Output queues in network switches are known to provide a suitable architecture for scheduling disciplines that need to provide quality of service (QoS) guarantees. However, today’s memory technology is incapable of meeting the speed requirements. Combined input and output queued (CIOQ) switches have emerged as one alternative to address the problem of memory speed. When a switch of this architecture uses a stable matching algorithm to transfer packets across the switch fabric, an output queued (OQ) switch can be mimicked exactly with a speedup of only two. The use of a stable matching algorithm typically requires complex and time-consuming calculations to ensure the behaviour of an OQ switch is maintained. Stable matching algorithms are well studied in the area in which they originally appeared. However, little is presently known on how the stable matching algorithm performs in CIOQ switches and how key parameters are affected by switch size, traffic type and traffic load. Knowledge of how these conditions affect performance is essential to judge the practicability of an architecture and to provide useful information on how to design such switches. Until now, CIOQ switches were likely to be dismissed due to the high complexity of the stable matching algorithm when applied to other applications.

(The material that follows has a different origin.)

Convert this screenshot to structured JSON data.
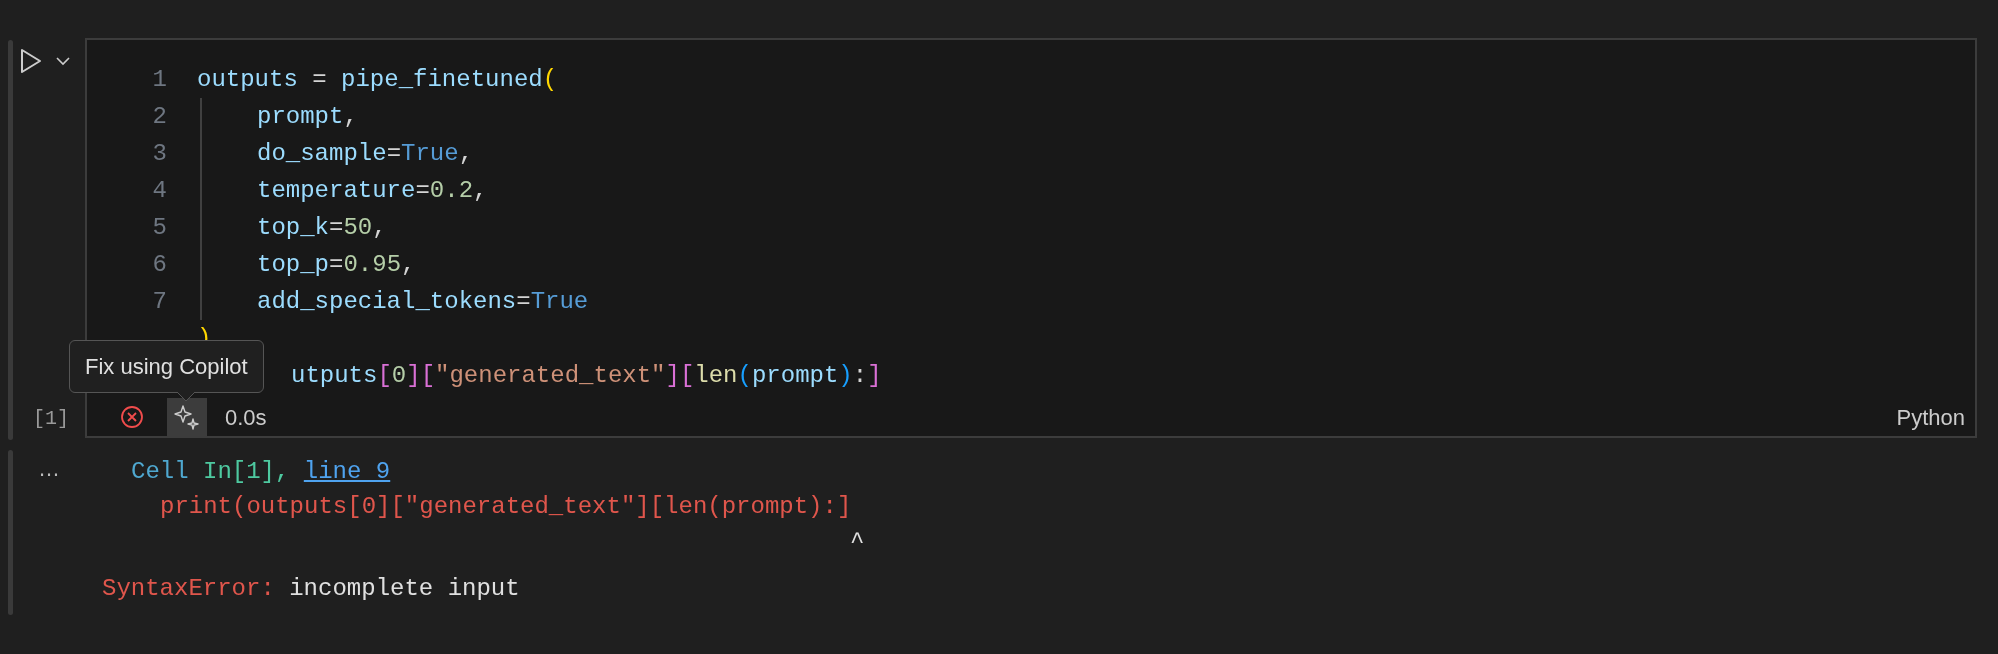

However, the characteristics of a stable matching algorithm in a CIOQ switch have not been thoroughly analysed. The principal goal of this thesis is to identify the conditions the stable matching algorithm encounters in a CIOQ switch under realistic operational scenarios. This thesis provides accurate mathematical models based on Markov chains to predict the value of key parameters that affect the complexity and runtime of a stable matching algorithm in CIOQ switches. The applicability of the models is then backed up by simulations. The results of the analysis quantify critical operational parameters, such as the size and number of preference lists and runtime complexity. These provide detailed insights into switch behaviour and useful information for switch designs. Major conclusions to be drawn from this analysis include that the average values of the key parameters of the stable matching algorithm are feasibly small and do not strongly correlate with switch size, which is contrary to the behaviour of the stable matching ii algorithm in its original application. Furthermore, although these parameters have wide theoretical ranges, the mean values and standard deviations are found to be small under operational conditions. The results also suggest that the implementation becomes very versatile as the completion time of the stable matching algorithm is not strongly correlated to the network traffic type; that is, the runtime is minimally affected by the nature of the traffic.
|Qualification||Doctor of Philosophy|
|Publication status||Unpublished - 2008|